When you copy the material below, keep every line exact and drop the pictures.
▼
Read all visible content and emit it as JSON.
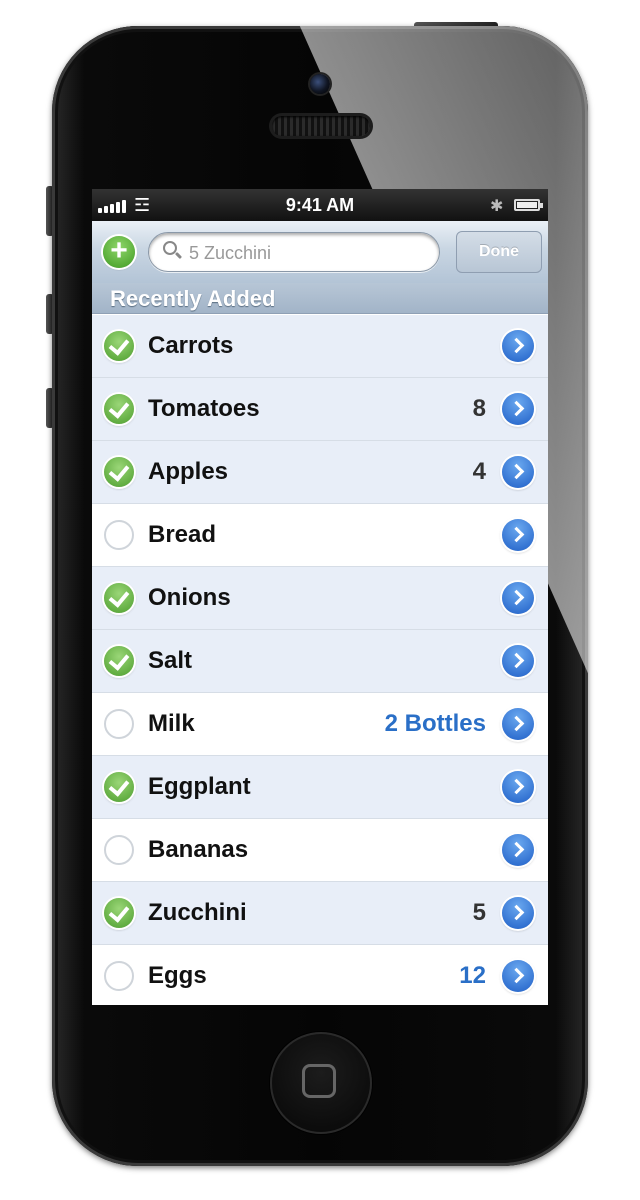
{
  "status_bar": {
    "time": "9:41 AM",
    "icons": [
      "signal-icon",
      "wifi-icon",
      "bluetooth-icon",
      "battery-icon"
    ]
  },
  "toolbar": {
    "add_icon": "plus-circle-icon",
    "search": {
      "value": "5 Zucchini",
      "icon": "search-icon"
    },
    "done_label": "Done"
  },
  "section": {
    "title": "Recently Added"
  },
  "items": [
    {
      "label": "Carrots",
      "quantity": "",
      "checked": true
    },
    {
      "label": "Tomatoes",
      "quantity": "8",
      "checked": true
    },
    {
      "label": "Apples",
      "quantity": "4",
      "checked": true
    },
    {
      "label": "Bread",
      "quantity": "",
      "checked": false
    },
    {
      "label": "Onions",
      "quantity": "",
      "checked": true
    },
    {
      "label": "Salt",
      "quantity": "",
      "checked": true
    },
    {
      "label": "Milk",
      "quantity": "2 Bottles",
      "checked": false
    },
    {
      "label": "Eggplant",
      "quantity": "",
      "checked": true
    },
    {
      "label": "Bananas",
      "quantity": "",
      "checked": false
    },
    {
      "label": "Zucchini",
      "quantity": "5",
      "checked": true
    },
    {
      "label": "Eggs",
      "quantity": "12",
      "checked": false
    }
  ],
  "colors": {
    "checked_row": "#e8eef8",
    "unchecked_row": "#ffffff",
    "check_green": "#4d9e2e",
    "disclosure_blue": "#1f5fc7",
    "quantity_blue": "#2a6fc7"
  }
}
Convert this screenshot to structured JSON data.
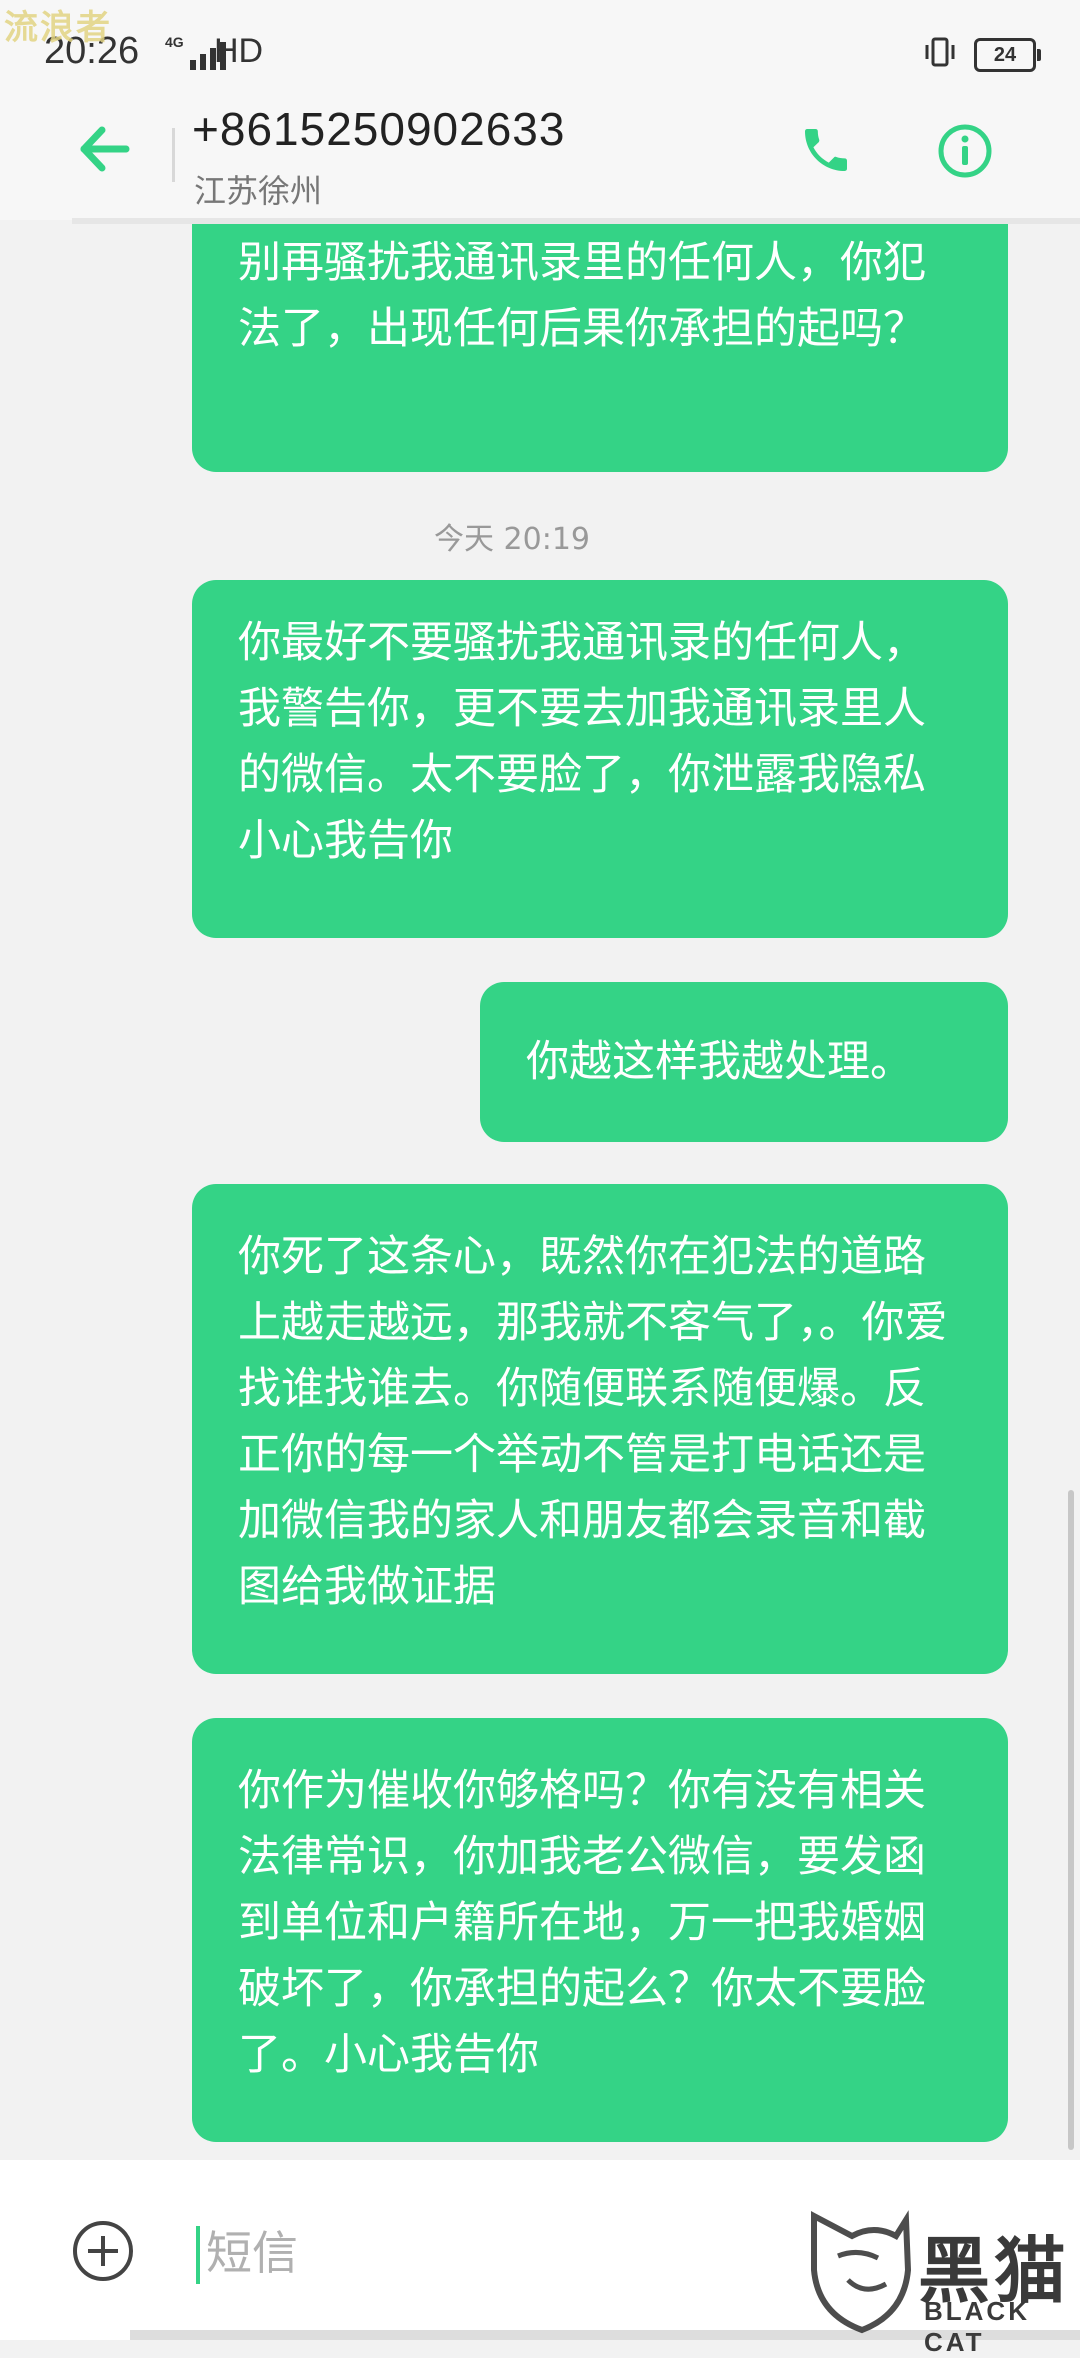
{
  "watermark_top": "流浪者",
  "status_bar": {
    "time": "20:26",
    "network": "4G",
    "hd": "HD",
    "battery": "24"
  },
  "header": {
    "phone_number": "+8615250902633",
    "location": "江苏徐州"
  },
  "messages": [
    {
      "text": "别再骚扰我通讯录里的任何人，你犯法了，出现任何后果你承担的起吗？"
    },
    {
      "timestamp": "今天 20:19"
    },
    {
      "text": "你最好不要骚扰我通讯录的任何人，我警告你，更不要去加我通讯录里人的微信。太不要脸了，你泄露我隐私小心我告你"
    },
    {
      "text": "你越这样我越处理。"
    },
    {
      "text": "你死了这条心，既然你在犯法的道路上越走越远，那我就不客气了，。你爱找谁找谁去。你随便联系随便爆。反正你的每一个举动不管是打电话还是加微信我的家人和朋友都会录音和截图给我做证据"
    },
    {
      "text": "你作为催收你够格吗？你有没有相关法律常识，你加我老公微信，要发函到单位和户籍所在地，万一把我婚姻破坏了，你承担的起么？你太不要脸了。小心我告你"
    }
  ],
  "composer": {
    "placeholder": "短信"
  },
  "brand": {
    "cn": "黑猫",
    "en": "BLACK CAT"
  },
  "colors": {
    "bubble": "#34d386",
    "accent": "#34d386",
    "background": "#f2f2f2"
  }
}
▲
> [SOLUTION BELOW]
Read all visible content and emit it as JSON.
{
  "status_bar": {
    "time": "9:41 AM",
    "icons": [
      "signal-icon",
      "wifi-icon",
      "bluetooth-icon",
      "battery-icon"
    ]
  },
  "toolbar": {
    "add_icon": "plus-circle-icon",
    "search": {
      "value": "5 Zucchini",
      "icon": "search-icon"
    },
    "done_label": "Done"
  },
  "section": {
    "title": "Recently Added"
  },
  "items": [
    {
      "label": "Carrots",
      "quantity": "",
      "checked": true
    },
    {
      "label": "Tomatoes",
      "quantity": "8",
      "checked": true
    },
    {
      "label": "Apples",
      "quantity": "4",
      "checked": true
    },
    {
      "label": "Bread",
      "quantity": "",
      "checked": false
    },
    {
      "label": "Onions",
      "quantity": "",
      "checked": true
    },
    {
      "label": "Salt",
      "quantity": "",
      "checked": true
    },
    {
      "label": "Milk",
      "quantity": "2 Bottles",
      "checked": false
    },
    {
      "label": "Eggplant",
      "quantity": "",
      "checked": true
    },
    {
      "label": "Bananas",
      "quantity": "",
      "checked": false
    },
    {
      "label": "Zucchini",
      "quantity": "5",
      "checked": true
    },
    {
      "label": "Eggs",
      "quantity": "12",
      "checked": false
    }
  ],
  "colors": {
    "checked_row": "#e8eef8",
    "unchecked_row": "#ffffff",
    "check_green": "#4d9e2e",
    "disclosure_blue": "#1f5fc7",
    "quantity_blue": "#2a6fc7"
  }
}
Convert this screenshot to structured JSON data.
{
  "watermark_top": "流浪者",
  "status_bar": {
    "time": "20:26",
    "network": "4G",
    "hd": "HD",
    "battery": "24"
  },
  "header": {
    "phone_number": "+8615250902633",
    "location": "江苏徐州"
  },
  "messages": [
    {
      "text": "别再骚扰我通讯录里的任何人，你犯法了，出现任何后果你承担的起吗？"
    },
    {
      "timestamp": "今天 20:19"
    },
    {
      "text": "你最好不要骚扰我通讯录的任何人，我警告你，更不要去加我通讯录里人的微信。太不要脸了，你泄露我隐私小心我告你"
    },
    {
      "text": "你越这样我越处理。"
    },
    {
      "text": "你死了这条心，既然你在犯法的道路上越走越远，那我就不客气了，。你爱找谁找谁去。你随便联系随便爆。反正你的每一个举动不管是打电话还是加微信我的家人和朋友都会录音和截图给我做证据"
    },
    {
      "text": "你作为催收你够格吗？你有没有相关法律常识，你加我老公微信，要发函到单位和户籍所在地，万一把我婚姻破坏了，你承担的起么？你太不要脸了。小心我告你"
    }
  ],
  "composer": {
    "placeholder": "短信"
  },
  "brand": {
    "cn": "黑猫",
    "en": "BLACK CAT"
  },
  "colors": {
    "bubble": "#34d386",
    "accent": "#34d386",
    "background": "#f2f2f2"
  }
}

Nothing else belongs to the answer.